*DIRECTIONS FOR THIS TASK*
Return all of the entries below, word for word. Omit each picture.

Element data from apps and pages
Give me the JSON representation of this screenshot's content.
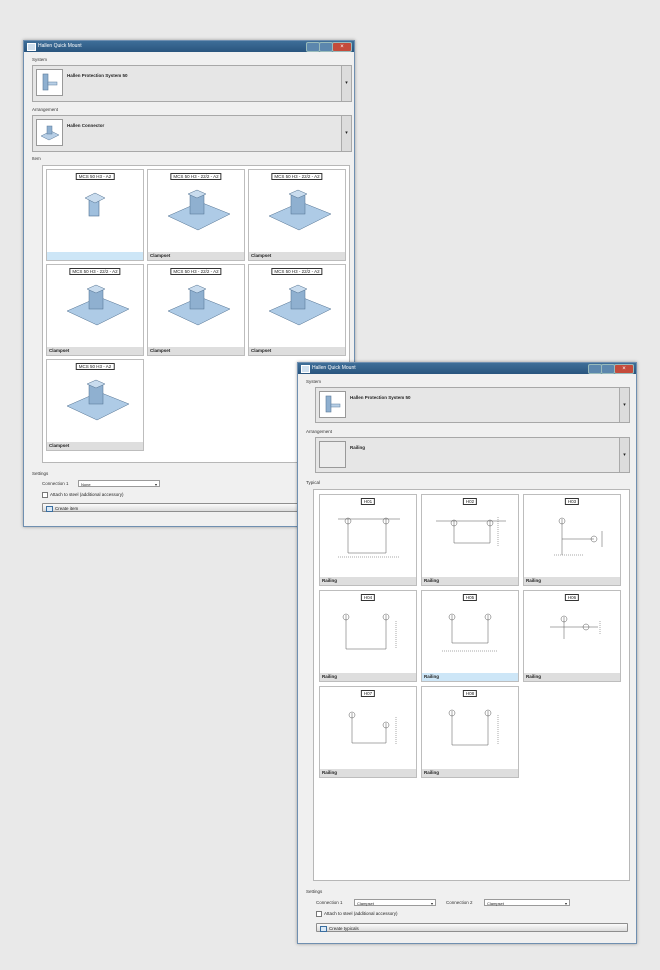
{
  "window1": {
    "title": "Hallen Quick Mount",
    "system_label": "System",
    "system_value": "Hallen Protection System 50",
    "arrangement_label": "Arrangement",
    "arrangement_value": "Hallen Connector",
    "items_label": "Item",
    "items": [
      {
        "code": "MCS 50 H3 - A2",
        "caption": ""
      },
      {
        "code": "MCS 50 H3 - 22/2 - A2",
        "caption": "Clampset"
      },
      {
        "code": "MCS 50 H3 - 22/2 - A2",
        "caption": "Clampset"
      },
      {
        "code": "MCS 50 H3 - 22/2 - A2",
        "caption": "Clampset"
      },
      {
        "code": "MCS 50 H3 - 22/2 - A2",
        "caption": "Clampset"
      },
      {
        "code": "MCS 50 H3 - 22/2 - A2",
        "caption": "Clampset"
      },
      {
        "code": "MCS 50 H3 - A2",
        "caption": "Clampset"
      }
    ],
    "settings_label": "Settings",
    "connection_label": "Connection 1",
    "connection_value": "None",
    "checkbox_label": "Attach to steel (additional accessory)",
    "create_button": "Create item"
  },
  "window2": {
    "title": "Hallen Quick Mount",
    "system_label": "System",
    "system_value": "Hallen Protection System 50",
    "arrangement_label": "Arrangement",
    "arrangement_value": "Railing",
    "types_label": "Typical",
    "items": [
      {
        "code": "H01",
        "caption": "Railing"
      },
      {
        "code": "H02",
        "caption": "Railing"
      },
      {
        "code": "H03",
        "caption": "Railing"
      },
      {
        "code": "H04",
        "caption": "Railing"
      },
      {
        "code": "H05",
        "caption": "Railing"
      },
      {
        "code": "H06",
        "caption": "Railing"
      },
      {
        "code": "H07",
        "caption": "Railing"
      },
      {
        "code": "H08",
        "caption": "Railing"
      }
    ],
    "settings_label": "Settings",
    "connection1_label": "Connection 1",
    "connection1_value": "Clampset",
    "connection2_label": "Connection 2",
    "connection2_value": "Clampset",
    "checkbox_label": "Attach to steel (additional accessory)",
    "create_button": "Create typicals"
  },
  "colors": {
    "titlebar": "#2f5f8a",
    "close": "#c44b3b",
    "selection": "#cde6f7"
  }
}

*TASK ANSWER*
Give me the JSON representation of this screenshot's content.
{
  "window1": {
    "title": "Hallen Quick Mount",
    "system_label": "System",
    "system_value": "Hallen Protection System 50",
    "arrangement_label": "Arrangement",
    "arrangement_value": "Hallen Connector",
    "items_label": "Item",
    "items": [
      {
        "code": "MCS 50 H3 - A2",
        "caption": ""
      },
      {
        "code": "MCS 50 H3 - 22/2 - A2",
        "caption": "Clampset"
      },
      {
        "code": "MCS 50 H3 - 22/2 - A2",
        "caption": "Clampset"
      },
      {
        "code": "MCS 50 H3 - 22/2 - A2",
        "caption": "Clampset"
      },
      {
        "code": "MCS 50 H3 - 22/2 - A2",
        "caption": "Clampset"
      },
      {
        "code": "MCS 50 H3 - 22/2 - A2",
        "caption": "Clampset"
      },
      {
        "code": "MCS 50 H3 - A2",
        "caption": "Clampset"
      }
    ],
    "settings_label": "Settings",
    "connection_label": "Connection 1",
    "connection_value": "None",
    "checkbox_label": "Attach to steel (additional accessory)",
    "create_button": "Create item"
  },
  "window2": {
    "title": "Hallen Quick Mount",
    "system_label": "System",
    "system_value": "Hallen Protection System 50",
    "arrangement_label": "Arrangement",
    "arrangement_value": "Railing",
    "types_label": "Typical",
    "items": [
      {
        "code": "H01",
        "caption": "Railing"
      },
      {
        "code": "H02",
        "caption": "Railing"
      },
      {
        "code": "H03",
        "caption": "Railing"
      },
      {
        "code": "H04",
        "caption": "Railing"
      },
      {
        "code": "H05",
        "caption": "Railing"
      },
      {
        "code": "H06",
        "caption": "Railing"
      },
      {
        "code": "H07",
        "caption": "Railing"
      },
      {
        "code": "H08",
        "caption": "Railing"
      }
    ],
    "settings_label": "Settings",
    "connection1_label": "Connection 1",
    "connection1_value": "Clampset",
    "connection2_label": "Connection 2",
    "connection2_value": "Clampset",
    "checkbox_label": "Attach to steel (additional accessory)",
    "create_button": "Create typicals"
  },
  "colors": {
    "titlebar": "#2f5f8a",
    "close": "#c44b3b",
    "selection": "#cde6f7"
  }
}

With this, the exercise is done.